## Dataset rows for apps and sites:

——————————

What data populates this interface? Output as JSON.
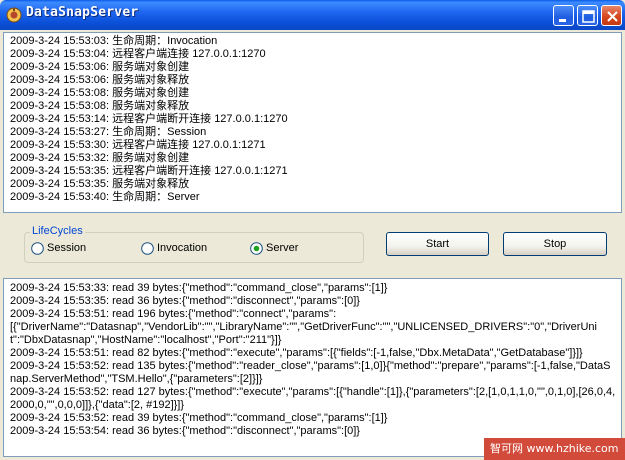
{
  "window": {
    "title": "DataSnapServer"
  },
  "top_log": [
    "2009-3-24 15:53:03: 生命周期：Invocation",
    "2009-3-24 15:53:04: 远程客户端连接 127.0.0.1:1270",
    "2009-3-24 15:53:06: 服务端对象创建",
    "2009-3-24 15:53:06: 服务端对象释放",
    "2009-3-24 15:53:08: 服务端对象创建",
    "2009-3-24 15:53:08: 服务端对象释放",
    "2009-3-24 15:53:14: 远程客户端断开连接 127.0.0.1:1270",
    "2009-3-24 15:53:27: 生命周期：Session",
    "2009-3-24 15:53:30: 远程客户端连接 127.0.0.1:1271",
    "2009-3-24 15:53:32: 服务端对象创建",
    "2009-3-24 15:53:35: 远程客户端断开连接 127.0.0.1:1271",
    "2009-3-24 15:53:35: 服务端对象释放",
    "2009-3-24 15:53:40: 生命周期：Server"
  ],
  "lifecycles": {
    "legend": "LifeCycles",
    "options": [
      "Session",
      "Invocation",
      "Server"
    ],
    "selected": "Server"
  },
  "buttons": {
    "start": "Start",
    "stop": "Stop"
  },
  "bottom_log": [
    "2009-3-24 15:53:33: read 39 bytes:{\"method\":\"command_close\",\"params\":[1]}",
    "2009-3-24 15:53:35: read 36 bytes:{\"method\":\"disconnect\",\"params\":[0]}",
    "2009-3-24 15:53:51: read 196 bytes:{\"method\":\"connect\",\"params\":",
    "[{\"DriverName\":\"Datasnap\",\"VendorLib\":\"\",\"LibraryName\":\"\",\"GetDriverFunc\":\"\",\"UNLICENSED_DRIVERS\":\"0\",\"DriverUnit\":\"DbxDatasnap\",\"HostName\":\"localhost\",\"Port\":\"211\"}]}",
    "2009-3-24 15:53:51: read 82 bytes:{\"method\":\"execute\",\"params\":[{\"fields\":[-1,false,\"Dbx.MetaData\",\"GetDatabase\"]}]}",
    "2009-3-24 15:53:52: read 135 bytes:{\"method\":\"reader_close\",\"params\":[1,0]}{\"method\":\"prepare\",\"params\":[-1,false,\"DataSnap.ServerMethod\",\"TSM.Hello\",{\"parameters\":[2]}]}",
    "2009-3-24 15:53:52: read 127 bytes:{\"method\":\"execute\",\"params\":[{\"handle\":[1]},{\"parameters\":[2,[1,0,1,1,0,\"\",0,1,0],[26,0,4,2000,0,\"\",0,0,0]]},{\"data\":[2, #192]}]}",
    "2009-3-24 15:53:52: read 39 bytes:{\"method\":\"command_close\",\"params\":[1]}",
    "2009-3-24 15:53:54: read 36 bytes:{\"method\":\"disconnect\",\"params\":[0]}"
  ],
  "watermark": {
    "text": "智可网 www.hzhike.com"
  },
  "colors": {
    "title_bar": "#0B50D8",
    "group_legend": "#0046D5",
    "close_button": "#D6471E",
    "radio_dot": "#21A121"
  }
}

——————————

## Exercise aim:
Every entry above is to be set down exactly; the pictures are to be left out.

## Result of this exercise:
What data populates this interface? Output as JSON.
{
  "window": {
    "title": "DataSnapServer"
  },
  "top_log": [
    "2009-3-24 15:53:03: 生命周期：Invocation",
    "2009-3-24 15:53:04: 远程客户端连接 127.0.0.1:1270",
    "2009-3-24 15:53:06: 服务端对象创建",
    "2009-3-24 15:53:06: 服务端对象释放",
    "2009-3-24 15:53:08: 服务端对象创建",
    "2009-3-24 15:53:08: 服务端对象释放",
    "2009-3-24 15:53:14: 远程客户端断开连接 127.0.0.1:1270",
    "2009-3-24 15:53:27: 生命周期：Session",
    "2009-3-24 15:53:30: 远程客户端连接 127.0.0.1:1271",
    "2009-3-24 15:53:32: 服务端对象创建",
    "2009-3-24 15:53:35: 远程客户端断开连接 127.0.0.1:1271",
    "2009-3-24 15:53:35: 服务端对象释放",
    "2009-3-24 15:53:40: 生命周期：Server"
  ],
  "lifecycles": {
    "legend": "LifeCycles",
    "options": [
      "Session",
      "Invocation",
      "Server"
    ],
    "selected": "Server"
  },
  "buttons": {
    "start": "Start",
    "stop": "Stop"
  },
  "bottom_log": [
    "2009-3-24 15:53:33: read 39 bytes:{\"method\":\"command_close\",\"params\":[1]}",
    "2009-3-24 15:53:35: read 36 bytes:{\"method\":\"disconnect\",\"params\":[0]}",
    "2009-3-24 15:53:51: read 196 bytes:{\"method\":\"connect\",\"params\":",
    "[{\"DriverName\":\"Datasnap\",\"VendorLib\":\"\",\"LibraryName\":\"\",\"GetDriverFunc\":\"\",\"UNLICENSED_DRIVERS\":\"0\",\"DriverUnit\":\"DbxDatasnap\",\"HostName\":\"localhost\",\"Port\":\"211\"}]}",
    "2009-3-24 15:53:51: read 82 bytes:{\"method\":\"execute\",\"params\":[{\"fields\":[-1,false,\"Dbx.MetaData\",\"GetDatabase\"]}]}",
    "2009-3-24 15:53:52: read 135 bytes:{\"method\":\"reader_close\",\"params\":[1,0]}{\"method\":\"prepare\",\"params\":[-1,false,\"DataSnap.ServerMethod\",\"TSM.Hello\",{\"parameters\":[2]}]}",
    "2009-3-24 15:53:52: read 127 bytes:{\"method\":\"execute\",\"params\":[{\"handle\":[1]},{\"parameters\":[2,[1,0,1,1,0,\"\",0,1,0],[26,0,4,2000,0,\"\",0,0,0]]},{\"data\":[2, #192]}]}",
    "2009-3-24 15:53:52: read 39 bytes:{\"method\":\"command_close\",\"params\":[1]}",
    "2009-3-24 15:53:54: read 36 bytes:{\"method\":\"disconnect\",\"params\":[0]}"
  ],
  "watermark": {
    "text": "智可网 www.hzhike.com"
  },
  "colors": {
    "title_bar": "#0B50D8",
    "group_legend": "#0046D5",
    "close_button": "#D6471E",
    "radio_dot": "#21A121"
  }
}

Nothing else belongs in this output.